▶ **Problem requirements**
The data below is to be set down again exactly as written.

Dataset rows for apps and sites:
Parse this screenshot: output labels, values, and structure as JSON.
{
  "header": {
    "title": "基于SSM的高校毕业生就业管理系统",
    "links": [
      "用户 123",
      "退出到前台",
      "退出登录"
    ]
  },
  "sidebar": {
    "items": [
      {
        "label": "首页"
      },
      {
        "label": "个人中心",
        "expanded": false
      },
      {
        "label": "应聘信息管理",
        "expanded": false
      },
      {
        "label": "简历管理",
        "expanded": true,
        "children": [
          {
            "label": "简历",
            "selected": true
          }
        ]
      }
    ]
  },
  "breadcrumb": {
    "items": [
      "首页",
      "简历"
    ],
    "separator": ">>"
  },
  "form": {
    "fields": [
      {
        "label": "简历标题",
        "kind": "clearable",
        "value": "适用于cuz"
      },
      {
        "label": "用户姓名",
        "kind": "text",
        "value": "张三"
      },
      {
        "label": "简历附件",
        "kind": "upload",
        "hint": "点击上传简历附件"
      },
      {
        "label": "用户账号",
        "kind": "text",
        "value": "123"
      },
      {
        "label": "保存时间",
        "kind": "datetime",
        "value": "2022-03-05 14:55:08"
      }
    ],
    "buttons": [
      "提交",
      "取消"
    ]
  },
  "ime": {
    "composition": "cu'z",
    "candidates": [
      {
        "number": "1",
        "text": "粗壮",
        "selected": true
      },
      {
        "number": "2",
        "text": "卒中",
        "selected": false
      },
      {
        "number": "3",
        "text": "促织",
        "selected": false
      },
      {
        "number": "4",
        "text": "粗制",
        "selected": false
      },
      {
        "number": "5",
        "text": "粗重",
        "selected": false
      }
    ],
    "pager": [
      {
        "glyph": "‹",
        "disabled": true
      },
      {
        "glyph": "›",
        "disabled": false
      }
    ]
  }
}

▶ **Expected output**
Parse this screenshot: output labels, values, and structure as JSON.
{
  "header": {
    "title": "基于SSM的高校毕业生就业管理系统",
    "links": [
      "用户 123",
      "退出到前台",
      "退出登录"
    ]
  },
  "sidebar": {
    "items": [
      {
        "label": "首页"
      },
      {
        "label": "个人中心",
        "expanded": false
      },
      {
        "label": "应聘信息管理",
        "expanded": false
      },
      {
        "label": "简历管理",
        "expanded": true,
        "children": [
          {
            "label": "简历",
            "selected": true
          }
        ]
      }
    ]
  },
  "breadcrumb": {
    "items": [
      "首页",
      "简历"
    ],
    "separator": ">>"
  },
  "form": {
    "fields": [
      {
        "label": "简历标题",
        "kind": "clearable",
        "value": "适用于cuz"
      },
      {
        "label": "用户姓名",
        "kind": "text",
        "value": "张三"
      },
      {
        "label": "简历附件",
        "kind": "upload",
        "hint": "点击上传简历附件"
      },
      {
        "label": "用户账号",
        "kind": "text",
        "value": "123"
      },
      {
        "label": "保存时间",
        "kind": "datetime",
        "value": "2022-03-05 14:55:08"
      }
    ],
    "buttons": [
      "提交",
      "取消"
    ]
  },
  "ime": {
    "composition": "cu'z",
    "candidates": [
      {
        "number": "1",
        "text": "粗壮",
        "selected": true
      },
      {
        "number": "2",
        "text": "卒中",
        "selected": false
      },
      {
        "number": "3",
        "text": "促织",
        "selected": false
      },
      {
        "number": "4",
        "text": "粗制",
        "selected": false
      },
      {
        "number": "5",
        "text": "粗重",
        "selected": false
      }
    ],
    "pager": [
      {
        "glyph": "‹",
        "disabled": true
      },
      {
        "glyph": "›",
        "disabled": false
      }
    ]
  }
}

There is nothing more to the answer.